● Problem to solve
For the records that follow, restate each one word for word and leave the images behind.

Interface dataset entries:
____

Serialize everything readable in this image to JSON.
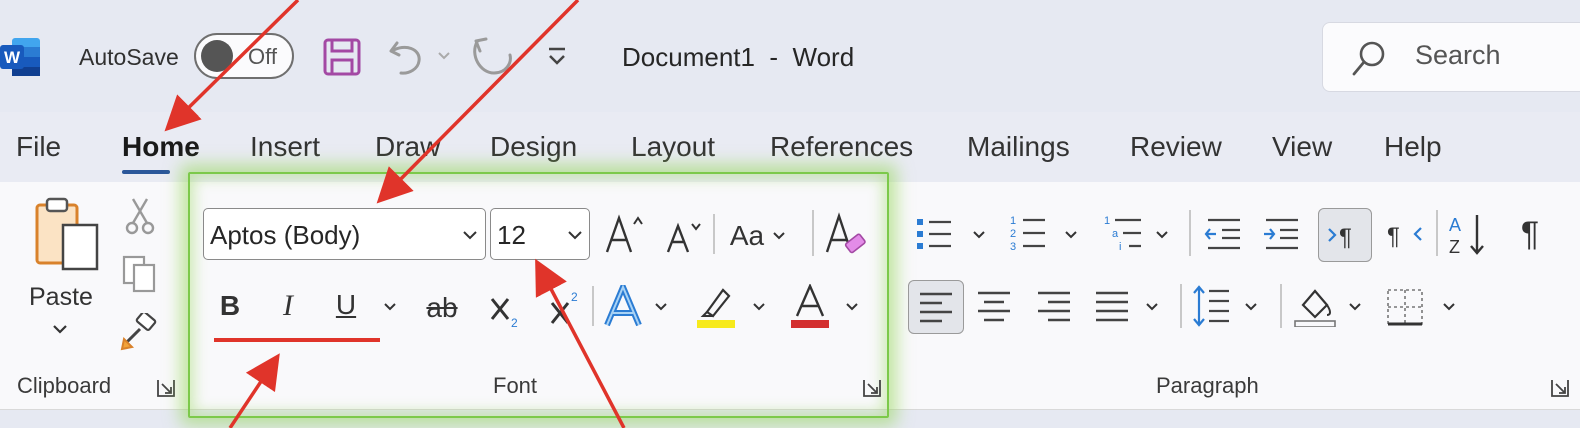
{
  "titlebar": {
    "autosave_label": "AutoSave",
    "autosave_state": "Off",
    "doc_title": "Document1  -  Word",
    "search_label": "Search",
    "accent": "#2b579a",
    "save_icon_color": "#a349a4"
  },
  "tabs": [
    "File",
    "Home",
    "Insert",
    "Draw",
    "Design",
    "Layout",
    "References",
    "Mailings",
    "Review",
    "View",
    "Help"
  ],
  "active_tab": "Home",
  "clipboard": {
    "paste_label": "Paste",
    "group_label": "Clipboard"
  },
  "font": {
    "font_name": "Aptos (Body)",
    "font_size": "12",
    "change_case_label": "Aa",
    "group_label": "Font",
    "highlight_color": "#f7ea1c",
    "font_color": "#d32f2f"
  },
  "paragraph": {
    "group_label": "Paragraph"
  },
  "annotations": {
    "arrow_color": "#e0342a",
    "glow_color": "#8fd45a"
  }
}
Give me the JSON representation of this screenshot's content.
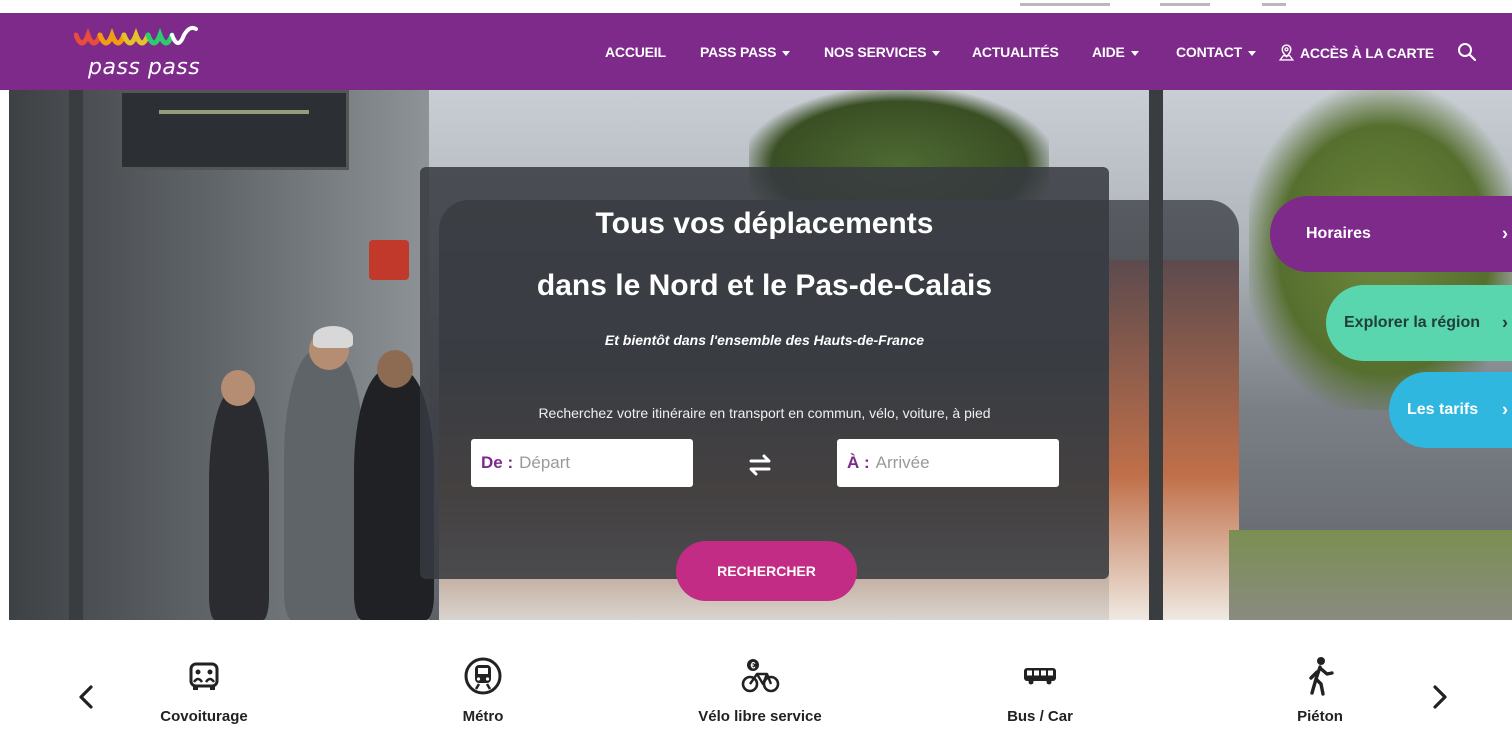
{
  "header": {
    "logo_text": "pass pass",
    "menu": [
      {
        "label": "ACCUEIL",
        "has_dropdown": false
      },
      {
        "label": "PASS PASS",
        "has_dropdown": true
      },
      {
        "label": "NOS SERVICES",
        "has_dropdown": true
      },
      {
        "label": "ACTUALITÉS",
        "has_dropdown": false
      },
      {
        "label": "AIDE",
        "has_dropdown": true
      },
      {
        "label": "CONTACT",
        "has_dropdown": true
      },
      {
        "label": "ACCÈS À LA CARTE",
        "has_dropdown": false,
        "icon": "map-pin-icon"
      }
    ],
    "search_icon": "search-icon"
  },
  "hero": {
    "title_line1": "Tous vos déplacements",
    "title_line2": "dans le Nord et le Pas-de-Calais",
    "subtitle": "Et bientôt dans l'ensemble des Hauts-de-France",
    "helper_text": "Recherchez votre itinéraire en transport en commun, vélo, voiture, à pied",
    "from": {
      "label": "De :",
      "placeholder": "Départ"
    },
    "to": {
      "label": "À :",
      "placeholder": "Arrivée"
    },
    "swap_icon": "swap-arrows-icon",
    "search_button": "RECHERCHER"
  },
  "side_tabs": [
    {
      "label": "Horaires",
      "color": "#7d2a8b"
    },
    {
      "label": "Explorer la région",
      "color": "#5ad6ae"
    },
    {
      "label": "Les tarifs",
      "color": "#2fb7df"
    }
  ],
  "modes": {
    "prev_icon": "chevron-left-icon",
    "next_icon": "chevron-right-icon",
    "items": [
      {
        "label": "Covoiturage",
        "icon": "carpool-icon"
      },
      {
        "label": "Métro",
        "icon": "metro-icon"
      },
      {
        "label": "Vélo libre service",
        "icon": "bike-share-icon"
      },
      {
        "label": "Bus / Car",
        "icon": "bus-icon"
      },
      {
        "label": "Piéton",
        "icon": "pedestrian-icon"
      }
    ]
  },
  "colors": {
    "brand_purple": "#7d2a8b",
    "button_magenta": "#c32c84",
    "teal": "#5ad6ae",
    "blue": "#2fb7df"
  }
}
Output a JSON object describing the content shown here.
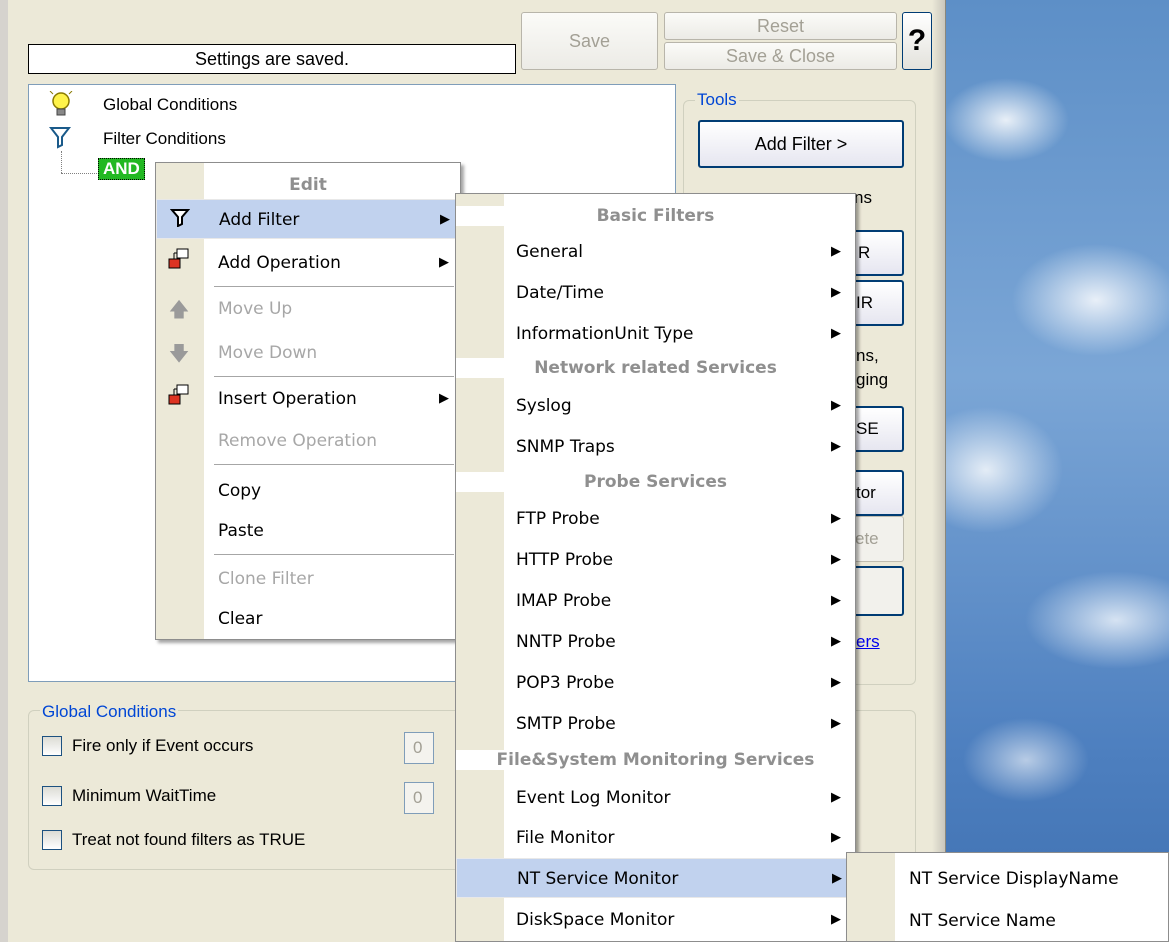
{
  "toolbar": {
    "status_text": "Settings are saved.",
    "save_label": "Save",
    "reset_label": "Reset",
    "save_close_label": "Save & Close",
    "help_label": "?"
  },
  "tree": {
    "global_conditions": "Global Conditions",
    "filter_conditions": "Filter Conditions",
    "and_node": "AND"
  },
  "tools": {
    "title": "Tools",
    "add_filter_label": "Add Filter >",
    "frag_add_operations": "ns",
    "frag_btn1": "R",
    "frag_btn2": "IR",
    "frag_text1": "ns,",
    "frag_text2": "ging",
    "frag_btn3": "SE",
    "frag_btn4": "tor",
    "frag_btn5": "ete",
    "frag_link": "ers"
  },
  "global_conditions": {
    "title": "Global Conditions",
    "fire_label": "Fire only if Event occurs",
    "fire_value": "0",
    "min_wait_label": "Minimum WaitTime",
    "min_wait_value": "0",
    "treat_label": "Treat not found filters as TRUE"
  },
  "edit_menu": {
    "header": "Edit",
    "items": {
      "add_filter": "Add Filter",
      "add_operation": "Add Operation",
      "move_up": "Move Up",
      "move_down": "Move Down",
      "insert_operation": "Insert Operation",
      "remove_operation": "Remove Operation",
      "copy": "Copy",
      "paste": "Paste",
      "clone_filter": "Clone Filter",
      "clear": "Clear"
    }
  },
  "filters_menu": {
    "basic_header": "Basic Filters",
    "network_header": "Network related Services",
    "probe_header": "Probe Services",
    "filesys_header": "File&System Monitoring Services",
    "items": {
      "general": "General",
      "datetime": "Date/Time",
      "infounit": "InformationUnit Type",
      "syslog": "Syslog",
      "snmp": "SNMP Traps",
      "ftp": "FTP Probe",
      "http": "HTTP Probe",
      "imap": "IMAP Probe",
      "nntp": "NNTP Probe",
      "pop3": "POP3 Probe",
      "smtp": "SMTP Probe",
      "eventlog": "Event Log Monitor",
      "filemon": "File Monitor",
      "ntservice": "NT Service Monitor",
      "diskspace": "DiskSpace Monitor"
    }
  },
  "nt_menu": {
    "display_name": "NT Service DisplayName",
    "service_name": "NT Service Name"
  },
  "colors": {
    "menu_highlight": "#c1d2ee",
    "group_title": "#0046d5",
    "and_badge": "#22b822"
  }
}
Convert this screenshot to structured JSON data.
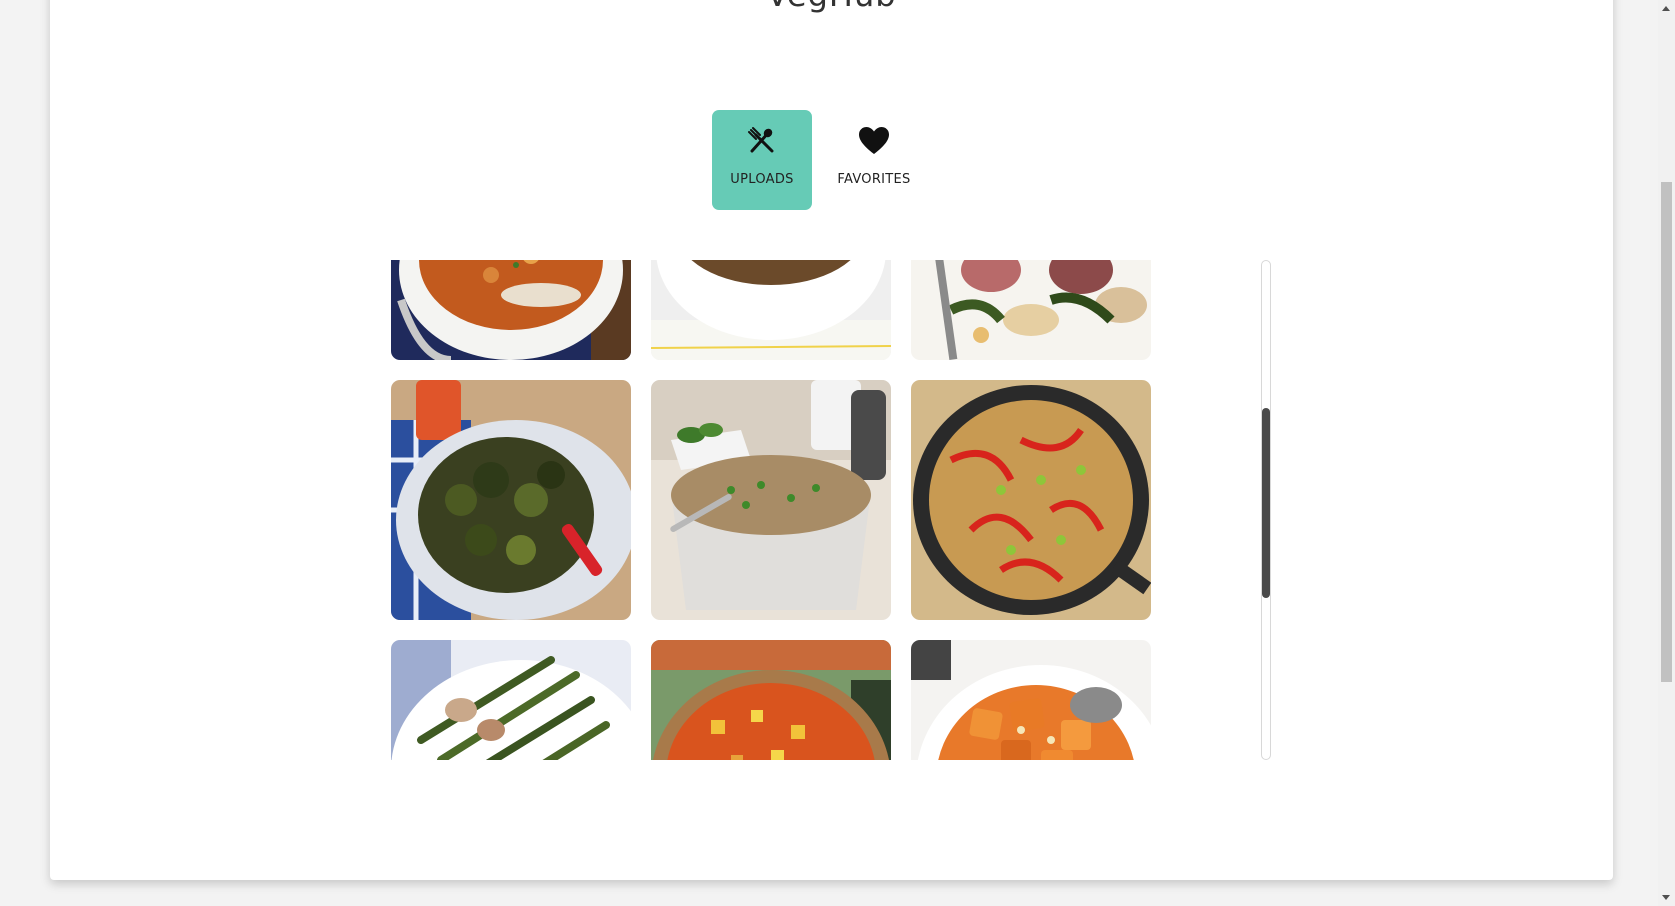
{
  "header": {
    "title": "VegHub"
  },
  "tabs": [
    {
      "label": "UPLOADS",
      "icon": "utensils-icon",
      "active": true
    },
    {
      "label": "FAVORITES",
      "icon": "heart-icon",
      "active": false
    }
  ],
  "colors": {
    "accent": "#66cbb6",
    "page_background": "#f3f3f3",
    "card_background": "#ffffff",
    "scroll_thumb": "#4a4a4a"
  },
  "gallery": {
    "photos": [
      {
        "subject": "chickpea curry with rice in white bowl"
      },
      {
        "subject": "noodles with greens in white bowl"
      },
      {
        "subject": "roasted red potatoes with peppers"
      },
      {
        "subject": "roasted broccoli in white bowl"
      },
      {
        "subject": "rice with peas in glass bowl"
      },
      {
        "subject": "stir-fried noodles with red peppers in skillet"
      },
      {
        "subject": "roasted asparagus with potatoes"
      },
      {
        "subject": "vegetable stew in wooden bowl"
      },
      {
        "subject": "glazed sweet potatoes in white bowl"
      }
    ],
    "scroll_position": 0.3
  }
}
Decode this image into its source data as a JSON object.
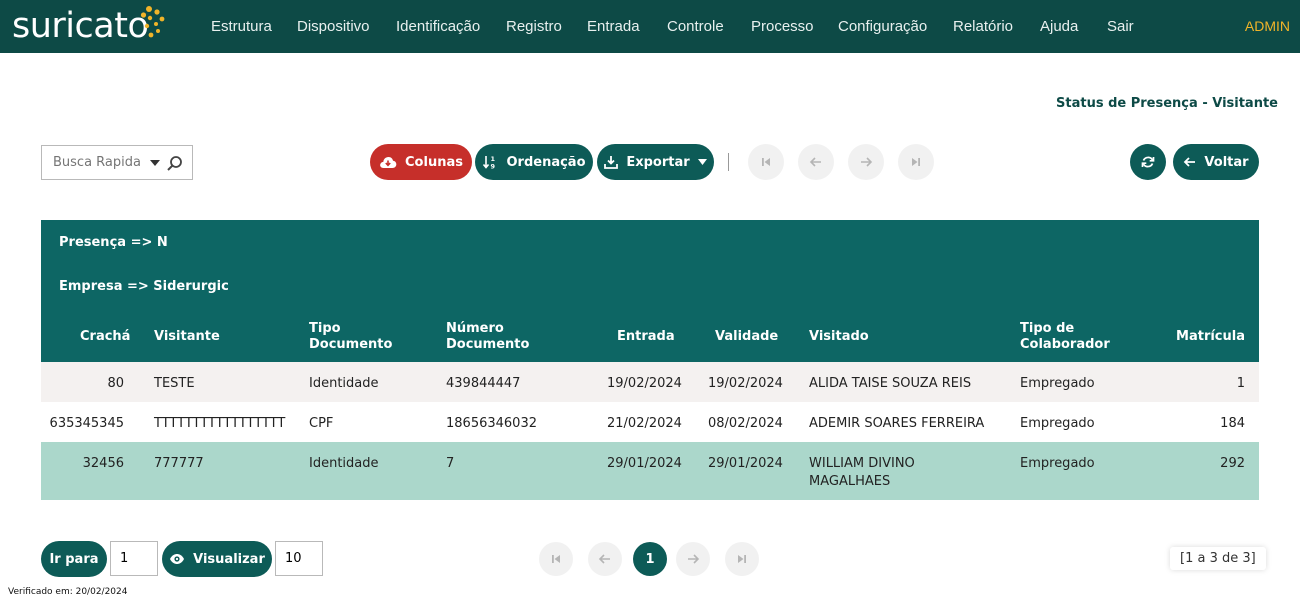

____

● Reply
Serialize everything readable in this image to JSON.
{
  "titlebar": {
    "autosave_label": "AutoSave",
    "autosave_state": "Off",
    "doc_title": "Document1  -  Word",
    "search_label": "Search",
    "accent": "#2b579a",
    "save_icon_color": "#a349a4"
  },
  "tabs": [
    "File",
    "Home",
    "Insert",
    "Draw",
    "Design",
    "Layout",
    "References",
    "Mailings",
    "Review",
    "View",
    "Help"
  ],
  "active_tab": "Home",
  "clipboard": {
    "paste_label": "Paste",
    "group_label": "Clipboard"
  },
  "font": {
    "font_name": "Aptos (Body)",
    "font_size": "12",
    "change_case_label": "Aa",
    "group_label": "Font",
    "highlight_color": "#f7ea1c",
    "font_color": "#d32f2f"
  },
  "paragraph": {
    "group_label": "Paragraph"
  },
  "annotations": {
    "arrow_color": "#e0342a",
    "glow_color": "#8fd45a"
  }
}
Give me the JSON representation of this screenshot's content.
{
  "header": {
    "logo_text": "pass pass",
    "menu": [
      {
        "label": "ACCUEIL",
        "has_dropdown": false
      },
      {
        "label": "PASS PASS",
        "has_dropdown": true
      },
      {
        "label": "NOS SERVICES",
        "has_dropdown": true
      },
      {
        "label": "ACTUALITÉS",
        "has_dropdown": false
      },
      {
        "label": "AIDE",
        "has_dropdown": true
      },
      {
        "label": "CONTACT",
        "has_dropdown": true
      },
      {
        "label": "ACCÈS À LA CARTE",
        "has_dropdown": false,
        "icon": "map-pin-icon"
      }
    ],
    "search_icon": "search-icon"
  },
  "hero": {
    "title_line1": "Tous vos déplacements",
    "title_line2": "dans le Nord et le Pas-de-Calais",
    "subtitle": "Et bientôt dans l'ensemble des Hauts-de-France",
    "helper_text": "Recherchez votre itinéraire en transport en commun, vélo, voiture, à pied",
    "from": {
      "label": "De :",
      "placeholder": "Départ"
    },
    "to": {
      "label": "À :",
      "placeholder": "Arrivée"
    },
    "swap_icon": "swap-arrows-icon",
    "search_button": "RECHERCHER"
  },
  "side_tabs": [
    {
      "label": "Horaires",
      "color": "#7d2a8b"
    },
    {
      "label": "Explorer la région",
      "color": "#5ad6ae"
    },
    {
      "label": "Les tarifs",
      "color": "#2fb7df"
    }
  ],
  "modes": {
    "prev_icon": "chevron-left-icon",
    "next_icon": "chevron-right-icon",
    "items": [
      {
        "label": "Covoiturage",
        "icon": "carpool-icon"
      },
      {
        "label": "Métro",
        "icon": "metro-icon"
      },
      {
        "label": "Vélo libre service",
        "icon": "bike-share-icon"
      },
      {
        "label": "Bus / Car",
        "icon": "bus-icon"
      },
      {
        "label": "Piéton",
        "icon": "pedestrian-icon"
      }
    ]
  },
  "colors": {
    "brand_purple": "#7d2a8b",
    "button_magenta": "#c32c84",
    "teal": "#5ad6ae",
    "blue": "#2fb7df"
  }
}
Output a JSON object describing the content shown here.
{
  "toolbar": {
    "status_text": "Settings are saved.",
    "save_label": "Save",
    "reset_label": "Reset",
    "save_close_label": "Save & Close",
    "help_label": "?"
  },
  "tree": {
    "global_conditions": "Global Conditions",
    "filter_conditions": "Filter Conditions",
    "and_node": "AND"
  },
  "tools": {
    "title": "Tools",
    "add_filter_label": "Add Filter >",
    "frag_add_operations": "ns",
    "frag_btn1": "R",
    "frag_btn2": "IR",
    "frag_text1": "ns,",
    "frag_text2": "ging",
    "frag_btn3": "SE",
    "frag_btn4": "tor",
    "frag_btn5": "ete",
    "frag_link": "ers"
  },
  "global_conditions": {
    "title": "Global Conditions",
    "fire_label": "Fire only if Event occurs",
    "fire_value": "0",
    "min_wait_label": "Minimum WaitTime",
    "min_wait_value": "0",
    "treat_label": "Treat not found filters as TRUE"
  },
  "edit_menu": {
    "header": "Edit",
    "items": {
      "add_filter": "Add Filter",
      "add_operation": "Add Operation",
      "move_up": "Move Up",
      "move_down": "Move Down",
      "insert_operation": "Insert Operation",
      "remove_operation": "Remove Operation",
      "copy": "Copy",
      "paste": "Paste",
      "clone_filter": "Clone Filter",
      "clear": "Clear"
    }
  },
  "filters_menu": {
    "basic_header": "Basic Filters",
    "network_header": "Network related Services",
    "probe_header": "Probe Services",
    "filesys_header": "File&System Monitoring Services",
    "items": {
      "general": "General",
      "datetime": "Date/Time",
      "infounit": "InformationUnit Type",
      "syslog": "Syslog",
      "snmp": "SNMP Traps",
      "ftp": "FTP Probe",
      "http": "HTTP Probe",
      "imap": "IMAP Probe",
      "nntp": "NNTP Probe",
      "pop3": "POP3 Probe",
      "smtp": "SMTP Probe",
      "eventlog": "Event Log Monitor",
      "filemon": "File Monitor",
      "ntservice": "NT Service Monitor",
      "diskspace": "DiskSpace Monitor"
    }
  },
  "nt_menu": {
    "display_name": "NT Service DisplayName",
    "service_name": "NT Service Name"
  },
  "colors": {
    "menu_highlight": "#c1d2ee",
    "group_title": "#0046d5",
    "and_badge": "#22b822"
  }
}
Convert this screenshot to structured JSON data.
{
  "header": {
    "title": "VegHub"
  },
  "tabs": [
    {
      "label": "UPLOADS",
      "icon": "utensils-icon",
      "active": true
    },
    {
      "label": "FAVORITES",
      "icon": "heart-icon",
      "active": false
    }
  ],
  "colors": {
    "accent": "#66cbb6",
    "page_background": "#f3f3f3",
    "card_background": "#ffffff",
    "scroll_thumb": "#4a4a4a"
  },
  "gallery": {
    "photos": [
      {
        "subject": "chickpea curry with rice in white bowl"
      },
      {
        "subject": "noodles with greens in white bowl"
      },
      {
        "subject": "roasted red potatoes with peppers"
      },
      {
        "subject": "roasted broccoli in white bowl"
      },
      {
        "subject": "rice with peas in glass bowl"
      },
      {
        "subject": "stir-fried noodles with red peppers in skillet"
      },
      {
        "subject": "roasted asparagus with potatoes"
      },
      {
        "subject": "vegetable stew in wooden bowl"
      },
      {
        "subject": "glazed sweet potatoes in white bowl"
      }
    ],
    "scroll_position": 0.3
  }
}
Decode this image into its source data as a JSON object.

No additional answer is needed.